**Material for this exercise**
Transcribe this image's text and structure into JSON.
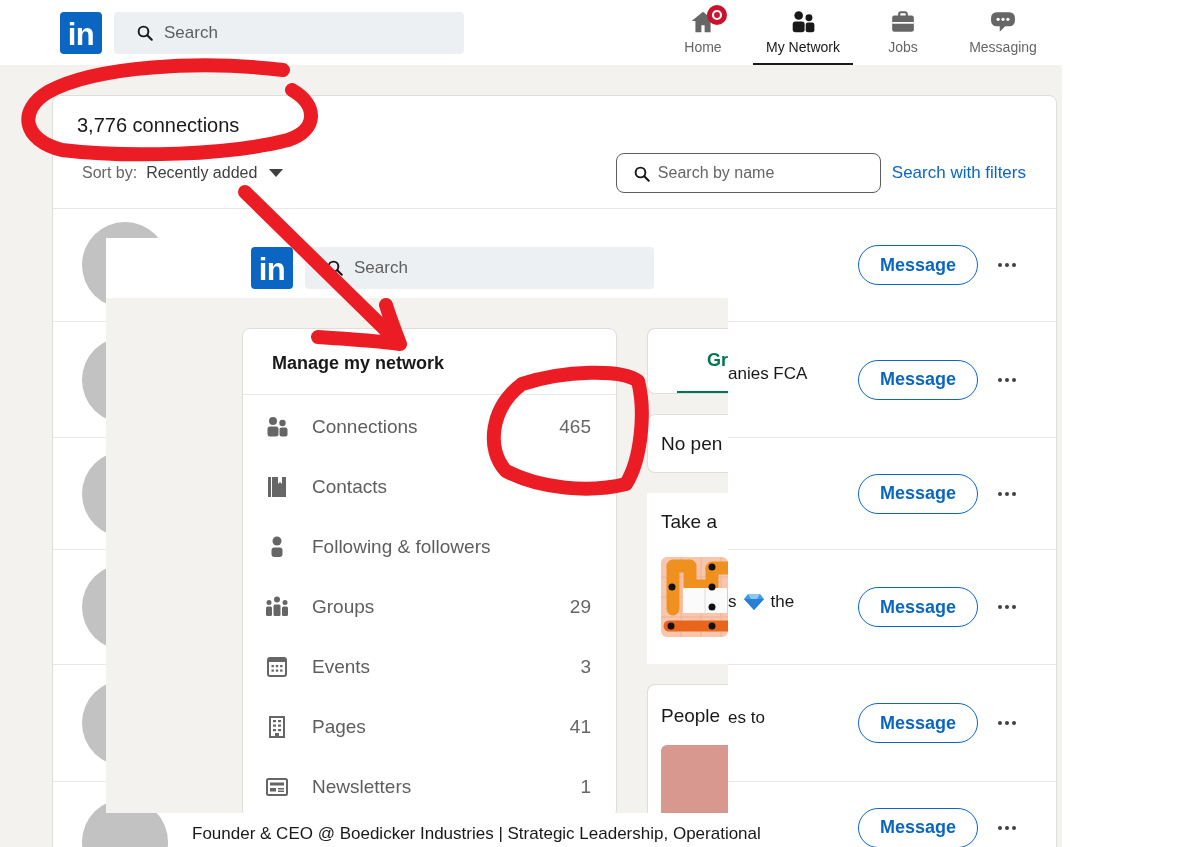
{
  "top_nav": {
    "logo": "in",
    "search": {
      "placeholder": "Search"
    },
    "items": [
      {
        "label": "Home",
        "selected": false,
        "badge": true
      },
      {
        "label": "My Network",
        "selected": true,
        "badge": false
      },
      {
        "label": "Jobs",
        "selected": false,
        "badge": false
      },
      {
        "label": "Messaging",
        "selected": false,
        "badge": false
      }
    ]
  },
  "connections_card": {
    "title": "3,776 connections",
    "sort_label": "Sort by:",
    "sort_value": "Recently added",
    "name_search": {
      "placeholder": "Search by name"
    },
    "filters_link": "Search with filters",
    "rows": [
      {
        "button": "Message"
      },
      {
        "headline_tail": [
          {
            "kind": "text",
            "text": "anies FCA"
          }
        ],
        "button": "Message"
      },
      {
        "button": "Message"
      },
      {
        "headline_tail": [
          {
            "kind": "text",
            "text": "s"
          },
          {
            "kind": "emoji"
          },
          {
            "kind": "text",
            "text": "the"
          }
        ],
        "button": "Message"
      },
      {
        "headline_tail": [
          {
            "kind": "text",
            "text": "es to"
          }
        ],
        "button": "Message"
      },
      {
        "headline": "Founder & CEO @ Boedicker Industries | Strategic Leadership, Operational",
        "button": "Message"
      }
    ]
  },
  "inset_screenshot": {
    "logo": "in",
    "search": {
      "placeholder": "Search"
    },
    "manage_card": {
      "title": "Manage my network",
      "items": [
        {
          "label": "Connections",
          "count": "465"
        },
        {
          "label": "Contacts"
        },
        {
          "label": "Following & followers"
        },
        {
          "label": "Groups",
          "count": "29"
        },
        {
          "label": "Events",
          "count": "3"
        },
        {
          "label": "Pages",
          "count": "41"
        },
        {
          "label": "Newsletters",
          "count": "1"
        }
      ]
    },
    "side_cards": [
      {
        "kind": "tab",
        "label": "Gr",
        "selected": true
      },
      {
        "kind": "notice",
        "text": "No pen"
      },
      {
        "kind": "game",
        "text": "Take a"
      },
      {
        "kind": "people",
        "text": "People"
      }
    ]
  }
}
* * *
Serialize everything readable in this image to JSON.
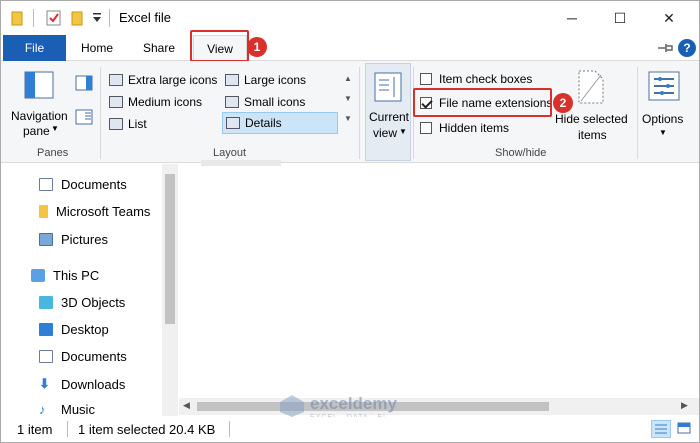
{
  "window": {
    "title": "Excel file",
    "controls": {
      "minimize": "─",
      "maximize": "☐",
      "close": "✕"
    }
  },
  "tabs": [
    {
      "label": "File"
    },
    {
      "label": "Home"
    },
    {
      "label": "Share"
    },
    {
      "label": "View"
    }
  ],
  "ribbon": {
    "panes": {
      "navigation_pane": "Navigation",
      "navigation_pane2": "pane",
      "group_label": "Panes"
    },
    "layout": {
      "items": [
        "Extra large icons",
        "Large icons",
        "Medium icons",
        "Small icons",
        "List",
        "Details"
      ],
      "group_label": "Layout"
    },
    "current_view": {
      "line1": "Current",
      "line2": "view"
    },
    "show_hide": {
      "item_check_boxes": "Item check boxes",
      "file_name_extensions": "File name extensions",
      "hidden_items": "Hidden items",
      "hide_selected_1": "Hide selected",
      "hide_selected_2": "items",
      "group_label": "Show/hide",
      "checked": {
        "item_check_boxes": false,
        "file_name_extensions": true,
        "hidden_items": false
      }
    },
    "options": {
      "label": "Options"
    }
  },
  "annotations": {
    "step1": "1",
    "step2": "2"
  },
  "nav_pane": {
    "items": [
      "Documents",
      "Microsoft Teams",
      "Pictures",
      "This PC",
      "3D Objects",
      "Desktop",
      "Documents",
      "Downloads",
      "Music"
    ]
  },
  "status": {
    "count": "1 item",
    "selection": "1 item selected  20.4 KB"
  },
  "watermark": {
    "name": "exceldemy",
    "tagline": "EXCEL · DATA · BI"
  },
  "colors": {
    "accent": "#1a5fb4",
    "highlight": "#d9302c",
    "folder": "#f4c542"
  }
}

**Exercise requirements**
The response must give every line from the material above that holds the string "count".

**Response area**
          "count": "465"
          "count": "29"
          "count": "3"
          "count": "41"
          "count": "1"
    "count": "1 item",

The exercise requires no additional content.